• _Given data_
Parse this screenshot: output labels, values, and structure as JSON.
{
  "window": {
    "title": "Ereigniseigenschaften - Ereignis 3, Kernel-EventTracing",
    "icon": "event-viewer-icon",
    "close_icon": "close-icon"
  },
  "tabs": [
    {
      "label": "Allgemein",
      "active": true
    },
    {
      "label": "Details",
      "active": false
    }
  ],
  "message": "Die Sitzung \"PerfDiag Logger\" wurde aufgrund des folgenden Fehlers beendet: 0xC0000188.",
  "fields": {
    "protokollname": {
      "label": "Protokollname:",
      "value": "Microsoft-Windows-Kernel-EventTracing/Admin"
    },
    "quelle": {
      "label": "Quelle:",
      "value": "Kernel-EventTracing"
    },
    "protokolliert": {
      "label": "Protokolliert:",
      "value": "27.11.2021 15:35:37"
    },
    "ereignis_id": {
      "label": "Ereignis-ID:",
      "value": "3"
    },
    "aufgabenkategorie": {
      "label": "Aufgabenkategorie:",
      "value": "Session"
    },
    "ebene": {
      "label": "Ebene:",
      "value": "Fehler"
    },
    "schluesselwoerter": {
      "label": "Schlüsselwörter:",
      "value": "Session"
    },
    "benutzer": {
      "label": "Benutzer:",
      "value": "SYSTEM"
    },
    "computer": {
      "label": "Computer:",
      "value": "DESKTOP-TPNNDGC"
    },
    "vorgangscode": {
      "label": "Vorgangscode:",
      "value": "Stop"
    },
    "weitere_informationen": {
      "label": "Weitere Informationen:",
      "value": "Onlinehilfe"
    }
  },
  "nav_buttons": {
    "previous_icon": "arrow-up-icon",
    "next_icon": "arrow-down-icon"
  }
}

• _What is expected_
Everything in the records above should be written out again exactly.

• _Output for this exercise_
Parse this screenshot: output labels, values, and structure as JSON.
{
  "window": {
    "title": "Ereigniseigenschaften - Ereignis 3, Kernel-EventTracing",
    "icon": "event-viewer-icon",
    "close_icon": "close-icon"
  },
  "tabs": [
    {
      "label": "Allgemein",
      "active": true
    },
    {
      "label": "Details",
      "active": false
    }
  ],
  "message": "Die Sitzung \"PerfDiag Logger\" wurde aufgrund des folgenden Fehlers beendet: 0xC0000188.",
  "fields": {
    "protokollname": {
      "label": "Protokollname:",
      "value": "Microsoft-Windows-Kernel-EventTracing/Admin"
    },
    "quelle": {
      "label": "Quelle:",
      "value": "Kernel-EventTracing"
    },
    "protokolliert": {
      "label": "Protokolliert:",
      "value": "27.11.2021 15:35:37"
    },
    "ereignis_id": {
      "label": "Ereignis-ID:",
      "value": "3"
    },
    "aufgabenkategorie": {
      "label": "Aufgabenkategorie:",
      "value": "Session"
    },
    "ebene": {
      "label": "Ebene:",
      "value": "Fehler"
    },
    "schluesselwoerter": {
      "label": "Schlüsselwörter:",
      "value": "Session"
    },
    "benutzer": {
      "label": "Benutzer:",
      "value": "SYSTEM"
    },
    "computer": {
      "label": "Computer:",
      "value": "DESKTOP-TPNNDGC"
    },
    "vorgangscode": {
      "label": "Vorgangscode:",
      "value": "Stop"
    },
    "weitere_informationen": {
      "label": "Weitere Informationen:",
      "value": "Onlinehilfe"
    }
  },
  "nav_buttons": {
    "previous_icon": "arrow-up-icon",
    "next_icon": "arrow-down-icon"
  }
}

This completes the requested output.